■ **Listed records**
____________________
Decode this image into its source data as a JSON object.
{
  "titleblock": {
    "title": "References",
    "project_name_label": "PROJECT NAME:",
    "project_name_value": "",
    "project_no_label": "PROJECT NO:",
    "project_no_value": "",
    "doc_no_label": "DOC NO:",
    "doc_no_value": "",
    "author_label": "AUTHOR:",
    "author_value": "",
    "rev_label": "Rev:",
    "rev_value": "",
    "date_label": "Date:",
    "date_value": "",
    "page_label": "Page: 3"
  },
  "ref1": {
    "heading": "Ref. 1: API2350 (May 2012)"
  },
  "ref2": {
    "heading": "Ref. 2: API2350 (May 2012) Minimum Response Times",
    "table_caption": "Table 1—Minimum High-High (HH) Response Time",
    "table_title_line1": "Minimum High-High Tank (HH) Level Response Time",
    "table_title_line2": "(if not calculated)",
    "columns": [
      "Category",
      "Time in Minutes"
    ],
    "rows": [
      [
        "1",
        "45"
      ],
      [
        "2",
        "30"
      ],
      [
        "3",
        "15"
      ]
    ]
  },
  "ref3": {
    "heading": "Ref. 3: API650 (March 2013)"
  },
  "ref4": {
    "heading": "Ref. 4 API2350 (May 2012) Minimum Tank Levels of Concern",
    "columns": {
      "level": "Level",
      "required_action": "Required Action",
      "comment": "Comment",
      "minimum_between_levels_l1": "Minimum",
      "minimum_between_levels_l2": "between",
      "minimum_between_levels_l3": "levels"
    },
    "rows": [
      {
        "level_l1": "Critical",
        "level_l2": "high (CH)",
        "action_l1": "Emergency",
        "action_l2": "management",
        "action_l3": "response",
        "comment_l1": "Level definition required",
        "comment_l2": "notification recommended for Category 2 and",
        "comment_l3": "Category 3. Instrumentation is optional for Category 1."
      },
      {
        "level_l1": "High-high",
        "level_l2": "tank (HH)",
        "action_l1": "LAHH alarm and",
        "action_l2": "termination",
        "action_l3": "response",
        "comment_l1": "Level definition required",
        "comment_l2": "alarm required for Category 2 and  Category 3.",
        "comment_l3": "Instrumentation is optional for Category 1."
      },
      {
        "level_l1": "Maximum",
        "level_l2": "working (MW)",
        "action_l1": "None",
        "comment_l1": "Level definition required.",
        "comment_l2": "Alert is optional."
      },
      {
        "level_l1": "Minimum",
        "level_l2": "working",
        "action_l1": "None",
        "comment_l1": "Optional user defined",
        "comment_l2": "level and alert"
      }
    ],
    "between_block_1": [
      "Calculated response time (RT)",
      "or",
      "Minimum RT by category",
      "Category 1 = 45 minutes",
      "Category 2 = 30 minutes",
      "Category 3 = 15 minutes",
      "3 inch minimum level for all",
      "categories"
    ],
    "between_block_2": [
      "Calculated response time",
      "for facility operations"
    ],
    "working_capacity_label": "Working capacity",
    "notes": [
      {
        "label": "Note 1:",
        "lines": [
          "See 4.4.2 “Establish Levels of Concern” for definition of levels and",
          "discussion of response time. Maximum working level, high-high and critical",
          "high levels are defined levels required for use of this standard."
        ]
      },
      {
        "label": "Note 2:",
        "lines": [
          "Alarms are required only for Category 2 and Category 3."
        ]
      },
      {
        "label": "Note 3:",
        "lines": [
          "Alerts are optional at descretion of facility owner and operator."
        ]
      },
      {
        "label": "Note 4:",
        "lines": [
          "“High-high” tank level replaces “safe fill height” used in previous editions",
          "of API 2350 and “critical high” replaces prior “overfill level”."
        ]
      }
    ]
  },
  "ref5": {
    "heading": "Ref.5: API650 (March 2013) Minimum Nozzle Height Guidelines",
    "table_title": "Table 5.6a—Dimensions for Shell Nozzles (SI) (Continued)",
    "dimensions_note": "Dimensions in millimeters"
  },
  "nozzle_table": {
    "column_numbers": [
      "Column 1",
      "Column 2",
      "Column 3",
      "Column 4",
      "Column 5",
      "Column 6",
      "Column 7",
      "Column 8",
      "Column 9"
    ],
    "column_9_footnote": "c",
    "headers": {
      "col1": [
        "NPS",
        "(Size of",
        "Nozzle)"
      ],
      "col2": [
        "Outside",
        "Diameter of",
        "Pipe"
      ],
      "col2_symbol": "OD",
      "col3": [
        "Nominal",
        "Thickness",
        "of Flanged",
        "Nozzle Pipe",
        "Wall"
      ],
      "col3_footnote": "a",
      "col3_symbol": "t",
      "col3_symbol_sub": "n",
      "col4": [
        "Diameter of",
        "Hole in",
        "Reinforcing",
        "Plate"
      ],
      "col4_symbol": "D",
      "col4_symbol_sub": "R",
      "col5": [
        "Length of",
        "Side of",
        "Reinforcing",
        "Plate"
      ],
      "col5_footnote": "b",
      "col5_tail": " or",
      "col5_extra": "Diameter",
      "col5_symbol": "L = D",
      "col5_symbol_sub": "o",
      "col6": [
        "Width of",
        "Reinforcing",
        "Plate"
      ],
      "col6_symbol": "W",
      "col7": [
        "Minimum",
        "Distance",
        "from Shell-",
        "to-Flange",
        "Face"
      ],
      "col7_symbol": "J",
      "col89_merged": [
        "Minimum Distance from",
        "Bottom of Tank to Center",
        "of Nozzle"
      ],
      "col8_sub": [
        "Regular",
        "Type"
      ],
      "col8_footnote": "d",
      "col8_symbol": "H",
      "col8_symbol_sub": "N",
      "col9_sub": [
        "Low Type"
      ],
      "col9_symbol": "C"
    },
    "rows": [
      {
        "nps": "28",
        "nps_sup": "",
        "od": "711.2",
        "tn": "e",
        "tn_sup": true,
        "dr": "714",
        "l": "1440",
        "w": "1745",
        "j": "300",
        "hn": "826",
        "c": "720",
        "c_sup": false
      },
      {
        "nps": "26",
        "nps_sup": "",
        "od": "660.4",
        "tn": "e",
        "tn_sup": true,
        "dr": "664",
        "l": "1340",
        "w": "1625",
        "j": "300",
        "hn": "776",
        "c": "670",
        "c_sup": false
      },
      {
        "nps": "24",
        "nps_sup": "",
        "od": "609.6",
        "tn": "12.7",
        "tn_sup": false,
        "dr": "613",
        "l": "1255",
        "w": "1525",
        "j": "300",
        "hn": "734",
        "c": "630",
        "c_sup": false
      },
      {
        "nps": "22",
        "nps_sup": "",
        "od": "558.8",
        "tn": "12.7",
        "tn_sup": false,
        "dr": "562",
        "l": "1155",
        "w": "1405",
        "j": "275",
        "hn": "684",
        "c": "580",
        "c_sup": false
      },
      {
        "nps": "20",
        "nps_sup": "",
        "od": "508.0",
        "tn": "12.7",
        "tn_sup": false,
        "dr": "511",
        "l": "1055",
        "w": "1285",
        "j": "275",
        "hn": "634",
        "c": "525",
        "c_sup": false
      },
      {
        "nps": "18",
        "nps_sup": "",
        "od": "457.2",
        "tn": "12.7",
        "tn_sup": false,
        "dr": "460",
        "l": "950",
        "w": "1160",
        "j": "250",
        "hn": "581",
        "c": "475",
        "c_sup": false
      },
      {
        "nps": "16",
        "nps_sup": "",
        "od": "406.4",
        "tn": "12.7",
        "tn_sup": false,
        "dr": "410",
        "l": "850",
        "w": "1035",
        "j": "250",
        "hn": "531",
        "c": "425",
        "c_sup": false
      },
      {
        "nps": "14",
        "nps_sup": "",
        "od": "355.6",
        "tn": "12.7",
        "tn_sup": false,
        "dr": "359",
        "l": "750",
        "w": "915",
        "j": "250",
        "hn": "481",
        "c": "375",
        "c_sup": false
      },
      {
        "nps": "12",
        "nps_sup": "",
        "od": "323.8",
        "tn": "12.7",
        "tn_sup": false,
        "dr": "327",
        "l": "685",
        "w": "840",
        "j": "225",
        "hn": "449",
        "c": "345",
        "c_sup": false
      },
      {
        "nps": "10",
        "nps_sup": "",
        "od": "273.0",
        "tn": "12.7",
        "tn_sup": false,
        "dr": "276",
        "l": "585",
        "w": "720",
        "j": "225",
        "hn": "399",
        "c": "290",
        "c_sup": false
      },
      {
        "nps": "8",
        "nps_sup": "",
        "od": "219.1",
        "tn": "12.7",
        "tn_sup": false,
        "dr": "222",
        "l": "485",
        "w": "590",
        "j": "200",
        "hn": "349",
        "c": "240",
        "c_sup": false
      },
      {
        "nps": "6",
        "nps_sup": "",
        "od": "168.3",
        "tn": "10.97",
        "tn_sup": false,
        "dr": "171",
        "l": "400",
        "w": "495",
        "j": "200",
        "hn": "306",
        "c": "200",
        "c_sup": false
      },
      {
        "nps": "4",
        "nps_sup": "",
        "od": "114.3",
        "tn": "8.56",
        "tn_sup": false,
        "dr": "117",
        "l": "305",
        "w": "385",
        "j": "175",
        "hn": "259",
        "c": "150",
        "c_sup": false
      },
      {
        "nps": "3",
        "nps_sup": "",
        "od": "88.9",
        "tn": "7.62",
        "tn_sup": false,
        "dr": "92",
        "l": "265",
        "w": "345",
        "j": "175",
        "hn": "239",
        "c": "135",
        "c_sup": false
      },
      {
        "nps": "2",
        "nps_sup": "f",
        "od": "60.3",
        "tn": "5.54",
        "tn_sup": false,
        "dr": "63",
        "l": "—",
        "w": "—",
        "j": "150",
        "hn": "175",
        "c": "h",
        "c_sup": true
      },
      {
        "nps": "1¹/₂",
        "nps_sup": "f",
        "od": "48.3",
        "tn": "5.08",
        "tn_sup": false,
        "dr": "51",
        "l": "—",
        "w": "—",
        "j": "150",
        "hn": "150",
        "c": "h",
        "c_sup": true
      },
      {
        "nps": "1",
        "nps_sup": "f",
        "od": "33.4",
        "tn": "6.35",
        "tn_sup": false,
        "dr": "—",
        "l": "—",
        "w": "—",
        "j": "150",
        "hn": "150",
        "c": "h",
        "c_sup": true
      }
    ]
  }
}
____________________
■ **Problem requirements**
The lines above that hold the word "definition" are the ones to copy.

■ **Output of the exercise**
        "comment_l1": "Level definition required",
        "comment_l1": "Level definition required",
        "comment_l1": "Level definition required.",
          "See 4.4.2 “Establish Levels of Concern” for definition of levels and",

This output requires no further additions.